DATA FOR ANALYSIS -

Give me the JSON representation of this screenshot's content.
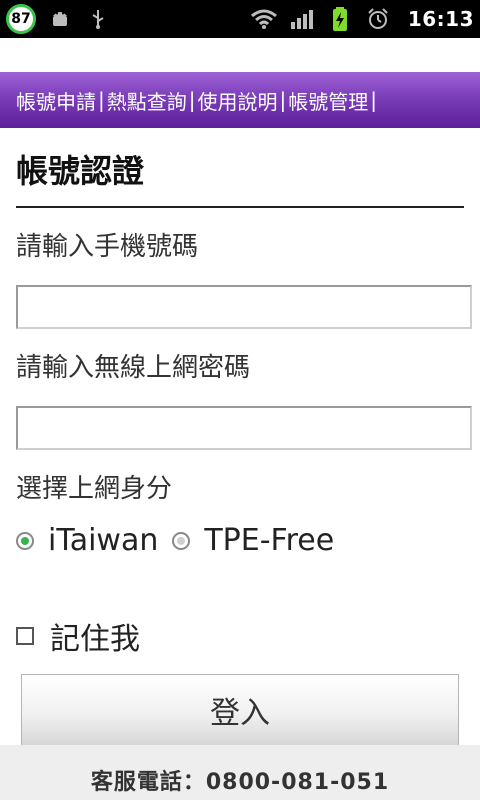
{
  "status_bar": {
    "battery_percent": "87",
    "time": "16:13",
    "icons": [
      "android-debug-icon",
      "usb-icon",
      "wifi-icon",
      "signal-icon",
      "battery-charging-icon",
      "alarm-icon"
    ],
    "accent": "#39c54a"
  },
  "nav": {
    "items": [
      {
        "label": "帳號申請"
      },
      {
        "label": "熱點查詢"
      },
      {
        "label": "使用說明"
      },
      {
        "label": "帳號管理"
      }
    ],
    "separator": "|",
    "color": "#7b3eb9"
  },
  "page": {
    "title": "帳號認證"
  },
  "form": {
    "phone_label": "請輸入手機號碼",
    "phone_value": "",
    "password_label": "請輸入無線上網密碼",
    "password_value": "",
    "identity_label": "選擇上網身分",
    "options": [
      {
        "label": "iTaiwan",
        "selected": true
      },
      {
        "label": "TPE-Free",
        "selected": false
      }
    ],
    "remember_label": "記住我",
    "remember_checked": false,
    "login_label": "登入"
  },
  "footer": {
    "text": "客服電話：0800-081-051"
  }
}
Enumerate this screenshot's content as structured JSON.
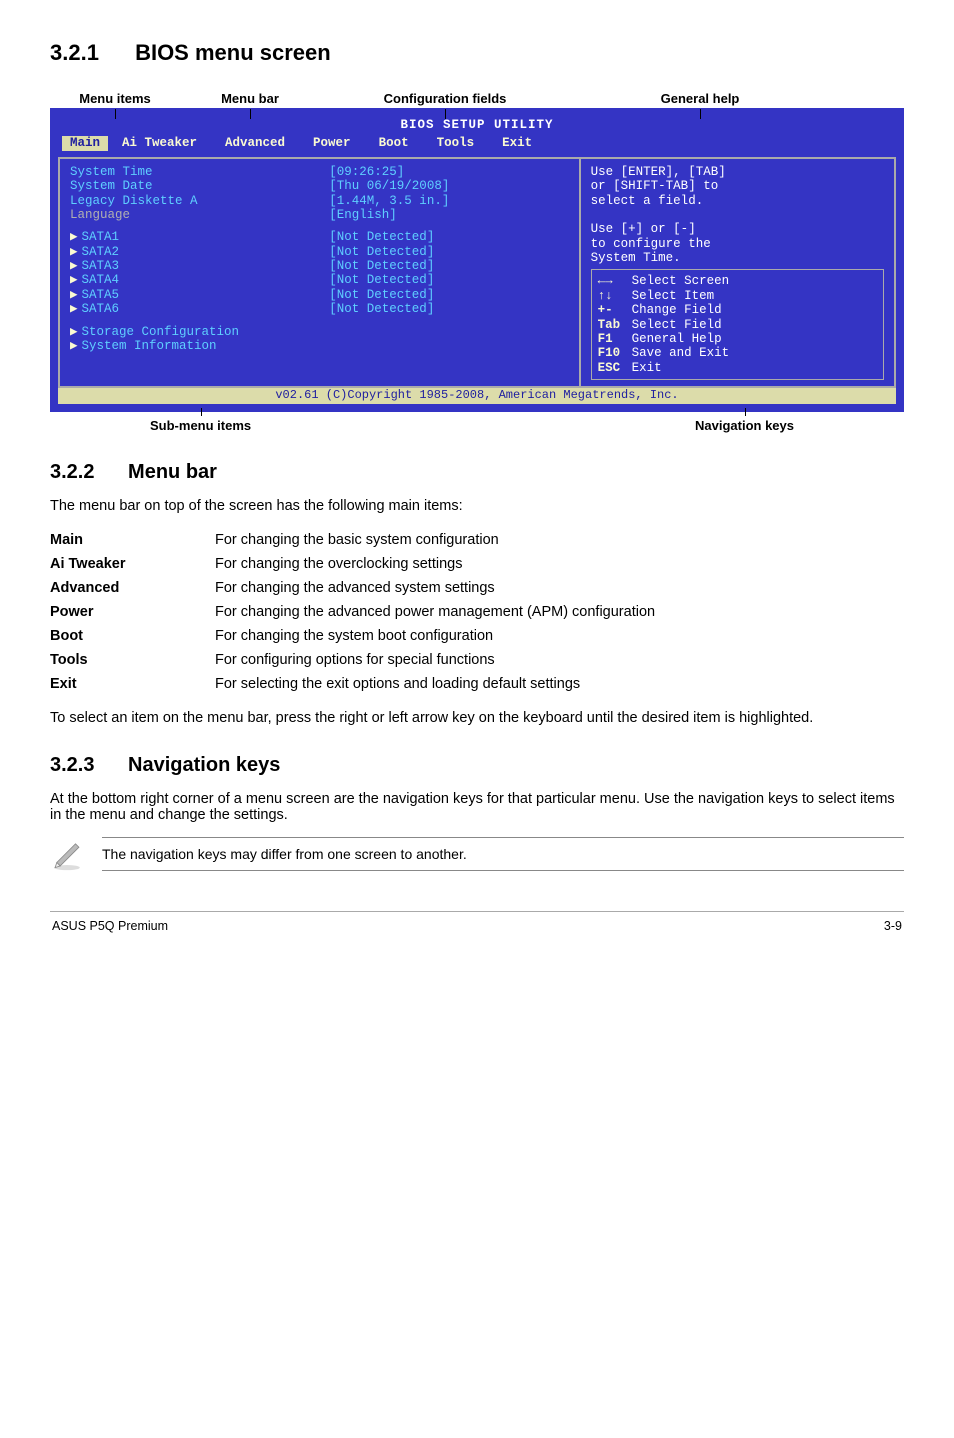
{
  "sections": {
    "s1_num": "3.2.1",
    "s1_title": "BIOS menu screen",
    "s2_num": "3.2.2",
    "s2_title": "Menu bar",
    "s2_intro": "The menu bar on top of the screen has the following main items:",
    "s2_outro": "To select an item on the menu bar, press the right or left arrow key on the keyboard until the desired item is highlighted.",
    "s3_num": "3.2.3",
    "s3_title": "Navigation keys",
    "s3_text": "At the bottom right corner of a menu screen are the navigation keys for that particular menu. Use the navigation keys to select items in the menu and change the settings.",
    "note": "The navigation keys may differ from one screen to another."
  },
  "header_labels": {
    "l1": "Menu items",
    "l2": "Menu bar",
    "l3": "Configuration fields",
    "l4": "General help"
  },
  "bottom_labels": {
    "left": "Sub-menu items",
    "right": "Navigation keys"
  },
  "bios": {
    "title": "BIOS SETUP UTILITY",
    "tabs": [
      "Main",
      "Ai Tweaker",
      "Advanced",
      "Power",
      "Boot",
      "Tools",
      "Exit"
    ],
    "left_rows": [
      {
        "k": "System Time",
        "v": "[09:26:25]",
        "arrow": false
      },
      {
        "k": "System Date",
        "v": "[Thu 06/19/2008]",
        "arrow": false
      },
      {
        "k": "Legacy Diskette A",
        "v": "[1.44M, 3.5 in.]",
        "arrow": false
      },
      {
        "k": "Language",
        "v": "[English]",
        "arrow": false,
        "gray": true
      }
    ],
    "sata": [
      {
        "k": "SATA1",
        "v": "[Not Detected]"
      },
      {
        "k": "SATA2",
        "v": "[Not Detected]"
      },
      {
        "k": "SATA3",
        "v": "[Not Detected]"
      },
      {
        "k": "SATA4",
        "v": "[Not Detected]"
      },
      {
        "k": "SATA5",
        "v": "[Not Detected]"
      },
      {
        "k": "SATA6",
        "v": "[Not Detected]"
      }
    ],
    "submenus": [
      "Storage Configuration",
      "System Information"
    ],
    "help_top": [
      "Use [ENTER], [TAB]",
      "or [SHIFT-TAB] to",
      "select a field.",
      "",
      "Use [+] or [-]",
      "to configure the",
      "System Time."
    ],
    "help_keys": [
      {
        "kk": "←→",
        "kd": "Select Screen"
      },
      {
        "kk": "↑↓",
        "kd": "Select Item"
      },
      {
        "kk": "+-",
        "kd": "Change Field"
      },
      {
        "kk": "Tab",
        "kd": "Select Field"
      },
      {
        "kk": "F1",
        "kd": "General Help"
      },
      {
        "kk": "F10",
        "kd": "Save and Exit"
      },
      {
        "kk": "ESC",
        "kd": "Exit"
      }
    ],
    "footer": "v02.61 (C)Copyright 1985-2008, American Megatrends, Inc."
  },
  "menu_items": [
    {
      "key": "Main",
      "desc": "For changing the basic system configuration"
    },
    {
      "key": "Ai Tweaker",
      "desc": "For changing the overclocking settings"
    },
    {
      "key": "Advanced",
      "desc": "For changing the advanced system settings"
    },
    {
      "key": "Power",
      "desc": "For changing the advanced power management (APM) configuration"
    },
    {
      "key": "Boot",
      "desc": "For changing the system boot configuration"
    },
    {
      "key": "Tools",
      "desc": "For configuring options for special functions"
    },
    {
      "key": "Exit",
      "desc": "For selecting the exit options and loading default settings"
    }
  ],
  "page_footer": {
    "left": "ASUS P5Q Premium",
    "right": "3-9"
  }
}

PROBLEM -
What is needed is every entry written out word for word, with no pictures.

TASK ANSWER -
Give me the JSON representation of this screenshot's content.
{
  "status_bar": {
    "battery_percent": "87",
    "time": "16:13",
    "icons": [
      "android-debug-icon",
      "usb-icon",
      "wifi-icon",
      "signal-icon",
      "battery-charging-icon",
      "alarm-icon"
    ],
    "accent": "#39c54a"
  },
  "nav": {
    "items": [
      {
        "label": "帳號申請"
      },
      {
        "label": "熱點查詢"
      },
      {
        "label": "使用說明"
      },
      {
        "label": "帳號管理"
      }
    ],
    "separator": "|",
    "color": "#7b3eb9"
  },
  "page": {
    "title": "帳號認證"
  },
  "form": {
    "phone_label": "請輸入手機號碼",
    "phone_value": "",
    "password_label": "請輸入無線上網密碼",
    "password_value": "",
    "identity_label": "選擇上網身分",
    "options": [
      {
        "label": "iTaiwan",
        "selected": true
      },
      {
        "label": "TPE-Free",
        "selected": false
      }
    ],
    "remember_label": "記住我",
    "remember_checked": false,
    "login_label": "登入"
  },
  "footer": {
    "text": "客服電話：0800-081-051"
  }
}
Enumerate this screenshot's content as structured JSON.
{
  "sections": {
    "s1_num": "3.2.1",
    "s1_title": "BIOS menu screen",
    "s2_num": "3.2.2",
    "s2_title": "Menu bar",
    "s2_intro": "The menu bar on top of the screen has the following main items:",
    "s2_outro": "To select an item on the menu bar, press the right or left arrow key on the keyboard until the desired item is highlighted.",
    "s3_num": "3.2.3",
    "s3_title": "Navigation keys",
    "s3_text": "At the bottom right corner of a menu screen are the navigation keys for that particular menu. Use the navigation keys to select items in the menu and change the settings.",
    "note": "The navigation keys may differ from one screen to another."
  },
  "header_labels": {
    "l1": "Menu items",
    "l2": "Menu bar",
    "l3": "Configuration fields",
    "l4": "General help"
  },
  "bottom_labels": {
    "left": "Sub-menu items",
    "right": "Navigation keys"
  },
  "bios": {
    "title": "BIOS SETUP UTILITY",
    "tabs": [
      "Main",
      "Ai Tweaker",
      "Advanced",
      "Power",
      "Boot",
      "Tools",
      "Exit"
    ],
    "left_rows": [
      {
        "k": "System Time",
        "v": "[09:26:25]",
        "arrow": false
      },
      {
        "k": "System Date",
        "v": "[Thu 06/19/2008]",
        "arrow": false
      },
      {
        "k": "Legacy Diskette A",
        "v": "[1.44M, 3.5 in.]",
        "arrow": false
      },
      {
        "k": "Language",
        "v": "[English]",
        "arrow": false,
        "gray": true
      }
    ],
    "sata": [
      {
        "k": "SATA1",
        "v": "[Not Detected]"
      },
      {
        "k": "SATA2",
        "v": "[Not Detected]"
      },
      {
        "k": "SATA3",
        "v": "[Not Detected]"
      },
      {
        "k": "SATA4",
        "v": "[Not Detected]"
      },
      {
        "k": "SATA5",
        "v": "[Not Detected]"
      },
      {
        "k": "SATA6",
        "v": "[Not Detected]"
      }
    ],
    "submenus": [
      "Storage Configuration",
      "System Information"
    ],
    "help_top": [
      "Use [ENTER], [TAB]",
      "or [SHIFT-TAB] to",
      "select a field.",
      "",
      "Use [+] or [-]",
      "to configure the",
      "System Time."
    ],
    "help_keys": [
      {
        "kk": "←→",
        "kd": "Select Screen"
      },
      {
        "kk": "↑↓",
        "kd": "Select Item"
      },
      {
        "kk": "+-",
        "kd": "Change Field"
      },
      {
        "kk": "Tab",
        "kd": "Select Field"
      },
      {
        "kk": "F1",
        "kd": "General Help"
      },
      {
        "kk": "F10",
        "kd": "Save and Exit"
      },
      {
        "kk": "ESC",
        "kd": "Exit"
      }
    ],
    "footer": "v02.61 (C)Copyright 1985-2008, American Megatrends, Inc."
  },
  "menu_items": [
    {
      "key": "Main",
      "desc": "For changing the basic system configuration"
    },
    {
      "key": "Ai Tweaker",
      "desc": "For changing the overclocking settings"
    },
    {
      "key": "Advanced",
      "desc": "For changing the advanced system settings"
    },
    {
      "key": "Power",
      "desc": "For changing the advanced power management (APM) configuration"
    },
    {
      "key": "Boot",
      "desc": "For changing the system boot configuration"
    },
    {
      "key": "Tools",
      "desc": "For configuring options for special functions"
    },
    {
      "key": "Exit",
      "desc": "For selecting the exit options and loading default settings"
    }
  ],
  "page_footer": {
    "left": "ASUS P5Q Premium",
    "right": "3-9"
  }
}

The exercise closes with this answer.